Call for Proposals: ROSES16 A.29 NASA Data for Operation and Assessment
(NOI: 3/15/2016; Proposal Due Date: 5/20/2016) More Information
April 27, 2011 Tornado Outbreak Landsat Imagery Viewer
SPoRT Science Seminar Series
SPoRT periodically hosts visitors to learn more about our program and team as well as to discuss opportunities for future collaboration. Typically, during these visits, the guest will present a seminar outlining his or her current work to help provide background on common interests. Please check back soon for information on the next seminar.
Wide World of SPoRT Blog
April 27, 2011–Five Years Later: A Satellite Imagery Perspective
Tue, 26 Apr 2016 14:00:22
On April 27, 2011, a severe weatheroutbreak occurred across the southeastern United States, resulting in 199 tornadoes across the region and over 300 fatalities (NWS 2011 Service Assessment). Alabama was among the states hardest hit,with 68 tornadoes surveyed by the National Weather Service (NWS)Weather Forecast Offices (WFOs)in Huntsville, Birmingham, and Mobile, Alabama, and over 250 [...]
Evaluation of enhanced high resolution MODIS SSTs and the impact on regional weather forecasts
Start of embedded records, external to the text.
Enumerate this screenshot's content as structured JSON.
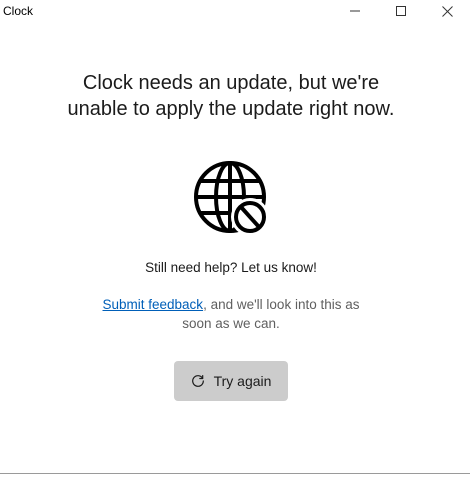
{
  "window": {
    "title": "Clock",
    "controls": {
      "minimize": "minimize-icon",
      "maximize": "maximize-icon",
      "close": "close-icon"
    }
  },
  "message": {
    "line1": "Clock needs an update, but we're",
    "line2": "unable to apply the update right now.",
    "icon": "globe-blocked-icon"
  },
  "help": {
    "prompt": "Still need help? Let us know!",
    "link_label": "Submit feedback",
    "link_suffix": ", and we'll look into this as soon as we can."
  },
  "actions": {
    "try_again_label": "Try again",
    "try_again_icon": "refresh-icon"
  },
  "colors": {
    "link": "#005fb8",
    "button_bg": "#cccccc",
    "text": "#1b1b1b",
    "secondary_text": "#5f5f5f"
  }
}
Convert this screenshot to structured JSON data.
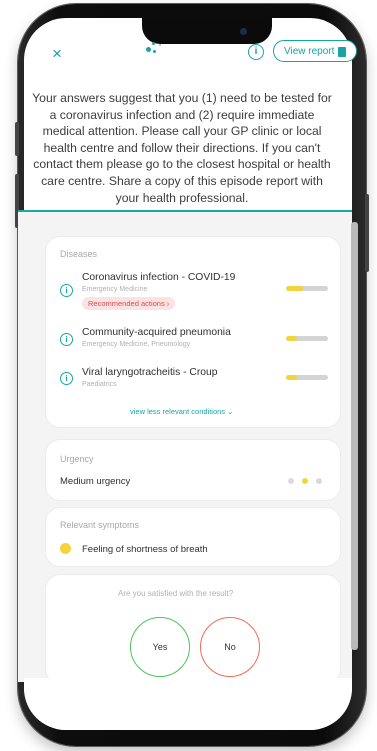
{
  "header": {
    "close_icon": "×",
    "info_icon": "i",
    "report_label": "View report"
  },
  "message": "Your answers suggest that you (1) need to be tested for a coronavirus infection and (2) require immediate medical attention. Please call your GP clinic or local health centre and follow their directions. If you can't contact them please go to the closest hospital or health care centre. Share a copy of this episode report with your health professional.",
  "diseases": {
    "title": "Diseases",
    "items": [
      {
        "name": "Coronavirus infection - COVID-19",
        "specialty": "Emergency Medicine",
        "badge": "Recommended actions ›",
        "likelihood": 0.4
      },
      {
        "name": "Community-acquired pneumonia",
        "specialty": "Emergency Medicine, Pneumology",
        "likelihood": 0.25
      },
      {
        "name": "Viral laryngotracheitis - Croup",
        "specialty": "Paediatrics",
        "likelihood": 0.25
      }
    ],
    "less_link": "view less relevant conditions ⌄"
  },
  "urgency": {
    "title": "Urgency",
    "value": "Medium urgency",
    "level": 2,
    "max_level": 3
  },
  "symptoms": {
    "title": "Relevant symptoms",
    "items": [
      "Feeling of shortness of breath"
    ]
  },
  "feedback": {
    "question": "Are you satisfied with the result?",
    "yes": "Yes",
    "no": "No"
  },
  "colors": {
    "accent": "#16a5a3",
    "likelihood": "#f2d43d",
    "yes_ring": "#4cc45a",
    "no_ring": "#f06b55",
    "badge_text": "#d94b4b"
  }
}
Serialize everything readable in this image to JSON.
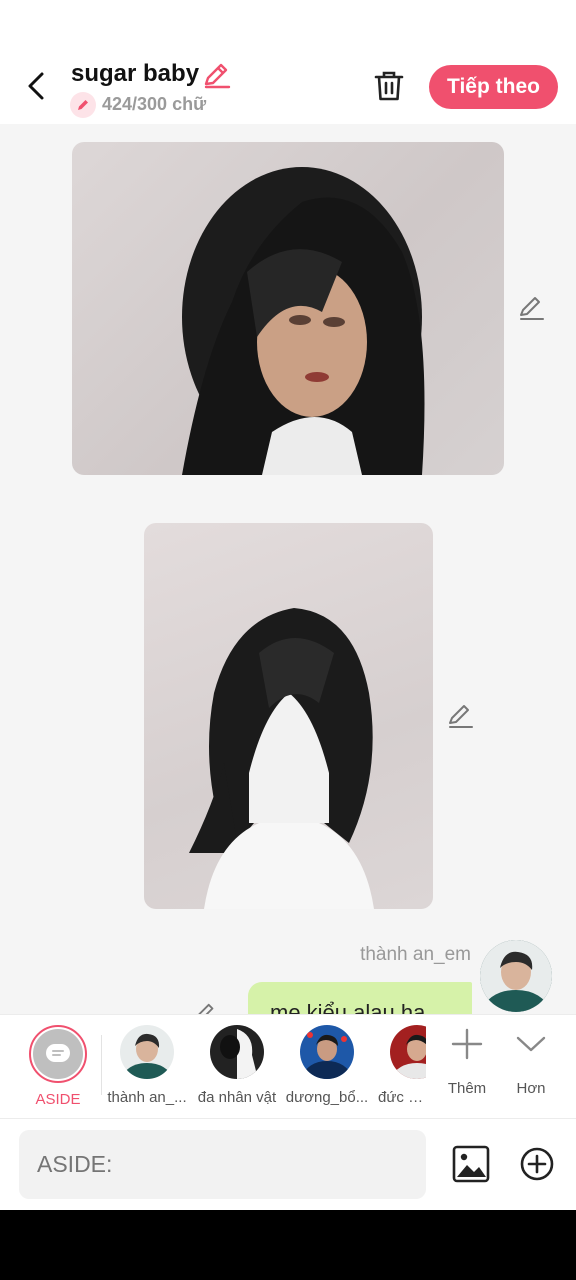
{
  "header": {
    "title": "sugar baby",
    "word_count": "424/300 chữ",
    "next_label": "Tiếp theo",
    "accent_color": "#f0506e"
  },
  "messages": {
    "user_name": "thành an_em",
    "bubble_text": "mẹ kiểu alau hạ"
  },
  "characters": [
    {
      "label": "ASIDE"
    },
    {
      "label": "thành an_..."
    },
    {
      "label": "đa nhân vật"
    },
    {
      "label": "dương_bổ..."
    },
    {
      "label": "đức d..."
    }
  ],
  "char_actions": {
    "add_label": "Thêm",
    "more_label": "Hơn"
  },
  "input": {
    "placeholder": "ASIDE:"
  },
  "icons": [
    "back-arrow-icon",
    "pencil-icon",
    "trash-icon",
    "image-icon",
    "plus-circle-icon",
    "plus-icon",
    "chevron-down-icon",
    "message-icon"
  ]
}
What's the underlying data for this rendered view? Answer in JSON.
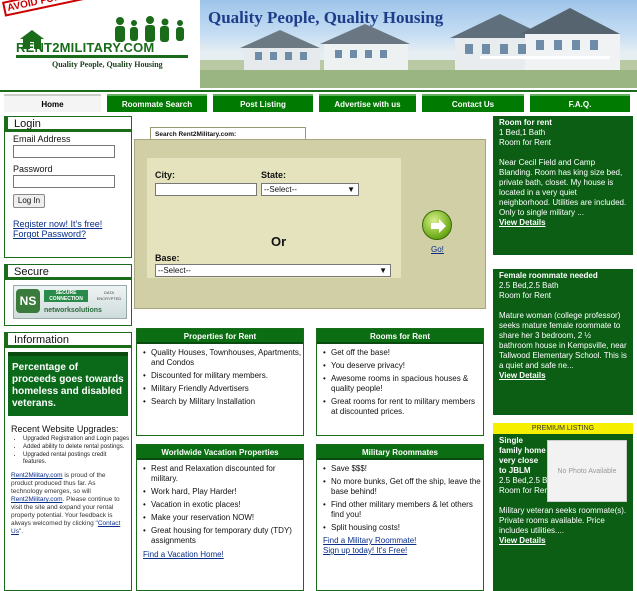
{
  "header": {
    "badge": "AVOID FORECLOSURE!",
    "logo_text": "RENT2MILITARY.COM",
    "tagline": "Quality People, Quality Housing",
    "banner_title": "Quality People, Quality Housing"
  },
  "nav": {
    "tabs": [
      "Home",
      "Roommate Search",
      "Post Listing",
      "Advertise with us",
      "Contact Us",
      "F.A.Q."
    ]
  },
  "login": {
    "title": "Login",
    "email_label": "Email Address",
    "password_label": "Password",
    "button": "Log In",
    "register_link": "Register now! It's free!",
    "forgot_link": "Forgot Password?"
  },
  "secure": {
    "title": "Secure",
    "mark": "NS",
    "secure_text": "SECURE CONNECTION",
    "data_text": "DATA ENCRYPTED",
    "brand": "networksolutions"
  },
  "information": {
    "title": "Information",
    "banner": "Percentage of proceeds goes towards homeless and disabled veterans.",
    "upgrades_title": "Recent Website Upgrades:",
    "upgrades": [
      "Upgraded Registration and Login pages",
      "Added ability to delete rental postings.",
      "Upgraded rental postings credit features."
    ],
    "para_1": "Rent2Military.com",
    "para_2": " is proud of the product produced thus far. As technology emerges, so will ",
    "para_3": "Rent2Military.com",
    "para_4": ". Please continue to visit the site and expand your rental property potential. Your feedback is always welcomed by clicking \"",
    "para_link": "Contact Us",
    "para_5": "\"."
  },
  "search": {
    "tab_label": "Search Rent2Military.com:",
    "city_label": "City:",
    "state_label": "State:",
    "state_value": "--Select--",
    "or_label": "Or",
    "base_label": "Base:",
    "base_value": "--Select--",
    "go_label": "Go!"
  },
  "properties": {
    "title": "Properties for Rent",
    "items": [
      "Quality Houses, Townhouses, Apartments, and Condos",
      "Discounted for military members.",
      "Military Friendly Advertisers",
      "Search by Military Installation"
    ]
  },
  "rooms": {
    "title": "Rooms for Rent",
    "items": [
      "Get off the base!",
      "You deserve privacy!",
      "Awesome rooms in spacious houses & quality people!",
      "Great rooms for rent to military members at discounted prices."
    ]
  },
  "vacation": {
    "title": "Worldwide Vacation Properties",
    "items": [
      "Rest and Relaxation discounted for military.",
      "Work hard, Play Harder!",
      "Vacation in exotic places!",
      "Make your reservation NOW!",
      "Great housing for temporary duty (TDY) assignments"
    ],
    "link": "Find a Vacation Home!"
  },
  "roommates": {
    "title": "Military Roommates",
    "items": [
      "Save $$$!",
      "No more bunks, Get off the ship, leave the base behind!",
      "Find other military members & let others find you!",
      "Split housing costs!"
    ],
    "link1": "Find a Military Roommate!",
    "link2": "Sign up today! It's Free!"
  },
  "listings": [
    {
      "title": "Room for rent",
      "beds": "1 Bed,1 Bath",
      "type": "Room for Rent",
      "desc": "Near Cecil Field and Camp Blanding. Room has king size bed, private bath, closet. My house is located in a very quiet neighborhood. Utilities are included. Only to single military ...",
      "link": "View Details"
    },
    {
      "title": "Female roommate needed",
      "beds": "2.5 Bed,2.5 Bath",
      "type": "Room for Rent",
      "desc": "Mature woman (college professor) seeks mature female roommate to share her 3 bedroom, 2 ½ bathroom house in Kempsville, near Tallwood Elementary School. This is a quiet and safe ne...",
      "link": "View Details"
    }
  ],
  "premium": {
    "header": "PREMIUM LISTING",
    "title": "Single family home very close to JBLM",
    "beds": "2.5 Bed,2.5 Bath",
    "type": "Room for Rent",
    "photo": "No Photo Available",
    "desc": "Military veteran seeks roommate(s). Private rooms available. Price includes utilities....",
    "link": "View Details"
  },
  "colors": {
    "brand_green": "#0b6e12",
    "dark_green": "#0b5e14",
    "link_blue": "#0a2e8a",
    "search_bg": "#d0cfa6",
    "premium_yellow": "#f6f000"
  }
}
The NASA Short-term Prediction Research and Transition (SPoRT) Center currently produces a high resolution sea surface temperature (SST) product for use by National Weather Service (NWS) Weather Forecast Offices (WFOs) as an operational diagnostic and also as input for their weather forecast models. This product uses Moderate Resolution Imaging Spectroradiometer (MODIS) data to produce composite SST output with spatial resolution superior to other SST data used to initialize regional weather forecast models. A six month study from February to August 2007 over the marine areas surrounding southern Florida was conducted to compare the use of the MODIS SST composite versus the Real-Time Global SST analysis to initialize the Weather Research and Forecasting (WRF) model.
Image of the Day
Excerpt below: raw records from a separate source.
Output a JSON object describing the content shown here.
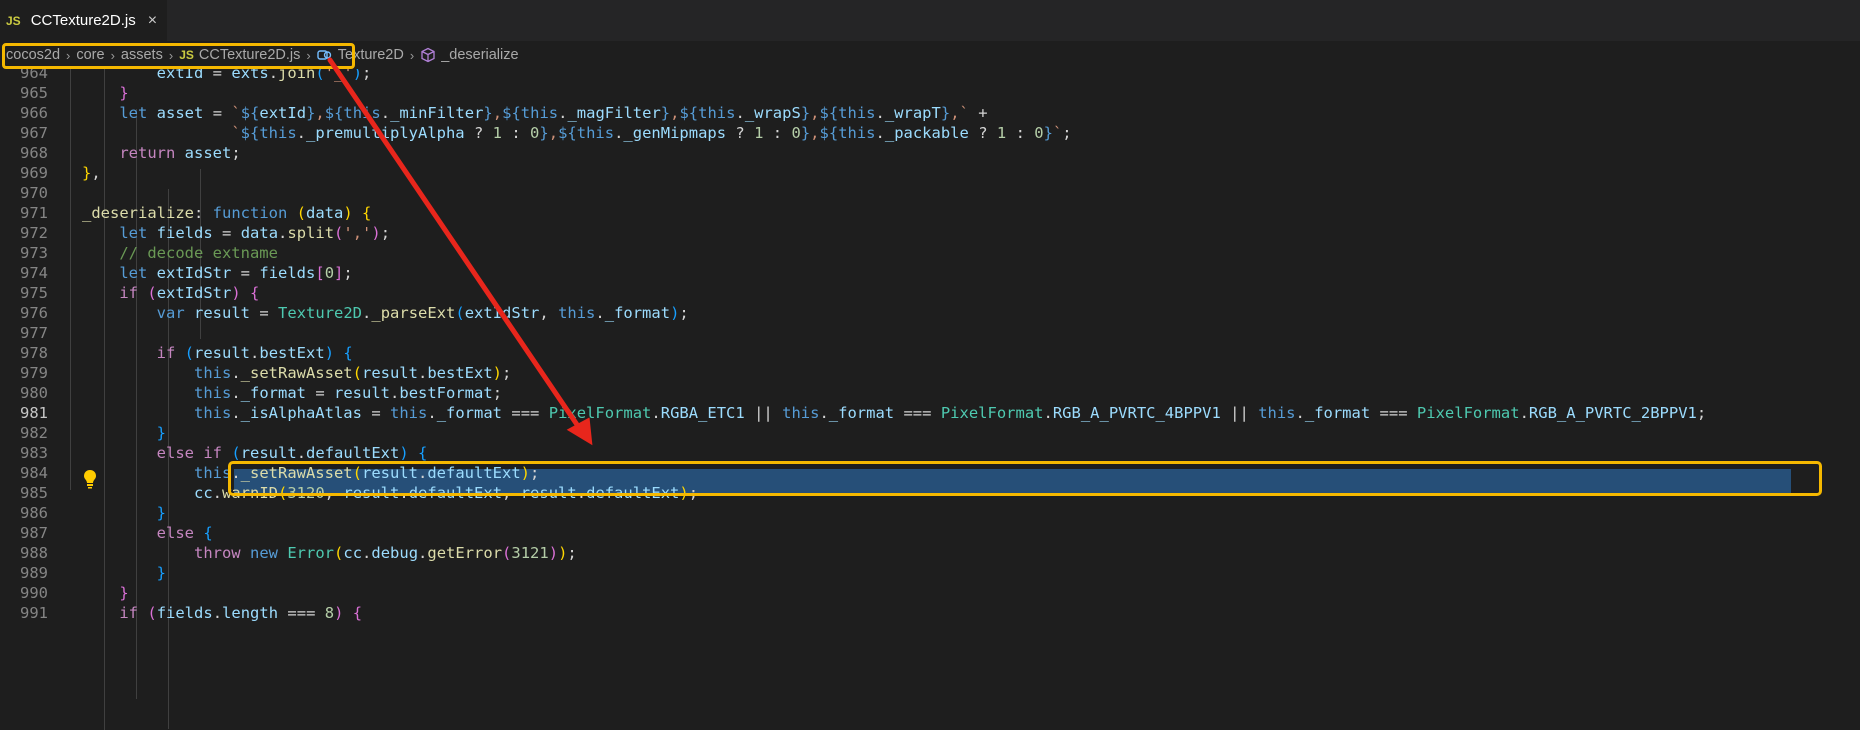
{
  "tab": {
    "badge": "JS",
    "filename": "CCTexture2D.js",
    "close": "×"
  },
  "breadcrumb": {
    "items": [
      "cocos2d",
      "core",
      "assets",
      "CCTexture2D.js",
      "Texture2D",
      "_deserialize"
    ],
    "file_badge": "JS",
    "separator": "›"
  },
  "editor": {
    "active_line": 981,
    "lines": [
      {
        "n": 964,
        "text": "            extId = exts.join('_');"
      },
      {
        "n": 965,
        "text": "        }"
      },
      {
        "n": 966,
        "text": "        let asset = `${extId},${this._minFilter},${this._magFilter},${this._wrapS},${this._wrapT},` +"
      },
      {
        "n": 967,
        "text": "                    `${this._premultiplyAlpha ? 1 : 0},${this._genMipmaps ? 1 : 0},${this._packable ? 1 : 0}`;"
      },
      {
        "n": 968,
        "text": "        return asset;"
      },
      {
        "n": 969,
        "text": "    },"
      },
      {
        "n": 970,
        "text": ""
      },
      {
        "n": 971,
        "text": "    _deserialize: function (data) {"
      },
      {
        "n": 972,
        "text": "        let fields = data.split(',');"
      },
      {
        "n": 973,
        "text": "        // decode extname"
      },
      {
        "n": 974,
        "text": "        let extIdStr = fields[0];"
      },
      {
        "n": 975,
        "text": "        if (extIdStr) {"
      },
      {
        "n": 976,
        "text": "            var result = Texture2D._parseExt(extIdStr, this._format);"
      },
      {
        "n": 977,
        "text": ""
      },
      {
        "n": 978,
        "text": "            if (result.bestExt) {"
      },
      {
        "n": 979,
        "text": "                this._setRawAsset(result.bestExt);"
      },
      {
        "n": 980,
        "text": "                this._format = result.bestFormat;"
      },
      {
        "n": 981,
        "text": "                this._isAlphaAtlas = this._format === PixelFormat.RGBA_ETC1 || this._format === PixelFormat.RGB_A_PVRTC_4BPPV1 || this._format === PixelFormat.RGB_A_PVRTC_2BPPV1;"
      },
      {
        "n": 982,
        "text": "            }"
      },
      {
        "n": 983,
        "text": "            else if (result.defaultExt) {"
      },
      {
        "n": 984,
        "text": "                this._setRawAsset(result.defaultExt);"
      },
      {
        "n": 985,
        "text": "                cc.warnID(3120, result.defaultExt, result.defaultExt);"
      },
      {
        "n": 986,
        "text": "            }"
      },
      {
        "n": 987,
        "text": "            else {"
      },
      {
        "n": 988,
        "text": "                throw new Error(cc.debug.getError(3121));"
      },
      {
        "n": 989,
        "text": "            }"
      },
      {
        "n": 990,
        "text": "        }"
      },
      {
        "n": 991,
        "text": "        if (fields.length === 8) {"
      }
    ]
  },
  "colors": {
    "background": "#1e1e1e",
    "highlight_box": "#f5b800",
    "arrow": "#e8261c",
    "selection": "#264f78"
  },
  "icons": [
    "js-file-icon",
    "class-icon",
    "method-cube-icon",
    "lightbulb-icon",
    "close-icon"
  ]
}
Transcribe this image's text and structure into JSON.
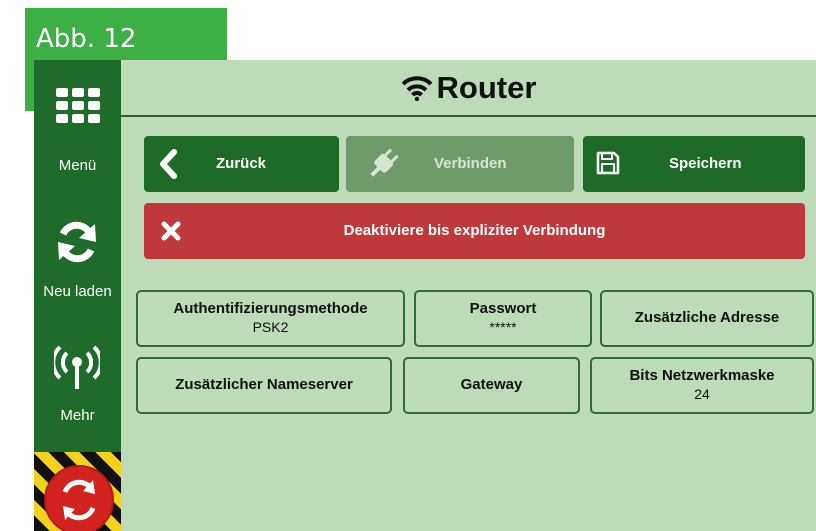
{
  "figure_label": "Abb. 12",
  "header": {
    "title": "Router"
  },
  "sidebar": {
    "items": [
      {
        "label": "Menü",
        "icon": "grid-menu-icon"
      },
      {
        "label": "Neu laden",
        "icon": "refresh-icon"
      },
      {
        "label": "Mehr",
        "icon": "antenna-icon"
      }
    ],
    "emergency_icon": "emergency-stop-icon"
  },
  "toolbar": {
    "back_label": "Zurück",
    "connect_label": "Verbinden",
    "save_label": "Speichern"
  },
  "alert": {
    "text": "Deaktiviere bis expliziter Verbindung",
    "icon": "close-icon",
    "color": "#c0393a"
  },
  "fields": [
    {
      "label": "Authentifizierungsmethode",
      "value": "PSK2"
    },
    {
      "label": "Passwort",
      "value": "*****"
    },
    {
      "label": "Zusätzliche Adresse",
      "value": ""
    },
    {
      "label": "Zusätzlicher Nameserver",
      "value": ""
    },
    {
      "label": "Gateway",
      "value": ""
    },
    {
      "label": "Bits Netzwerkmaske",
      "value": "24"
    }
  ],
  "colors": {
    "accent": "#1e6b28",
    "background": "#bddab9",
    "sidebar": "#1f6b2a",
    "figure_tag": "#3db045"
  }
}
(click to enlarge)
This four-panel figure from AWIPS II is from 1910 UTC on 20 May 2013, prior to the development of the Moore, OK tornado. The image was taken after the event to evaluate the potential impact of total lightning during the event. The lower two panels show radar observations of storm relative velocity (left) and reflectivity (right). The top panels show two total lightning products. The first is the source density product (left), which is used by several SPoRT partners in operations. The pseudo-geostationary lightning mapper (PGLM – right) is the demonstration product SPoRT is providing to the Hazardous Weather Testbed to demonstrate what the future Geostationary Lightning Mapper observations may look like. The PGLM data are derived from the ground-based lightning mapping array data. In this case it is from the Oklahoma network provided to SPoRT with this collaboration. Lastly, please note the two pop-up windows. These display the output from the Meteorological Development Laboratory’s meteogram tracking tool, which is a time series of the source densities (left) and PGLM (right) observations, respectively. Newcastle and Moore, Oklahoma are circled for reference.
Ingest and Product Status Pages
Though we're not 24/7, SPoRT strives to provide the most timely and reliable data products to its partners and end users. A system has been developed to monitor the health of our real-time data ingest and availability of LDM and FTP products. Summaries are posted every 10 minutes to the links below.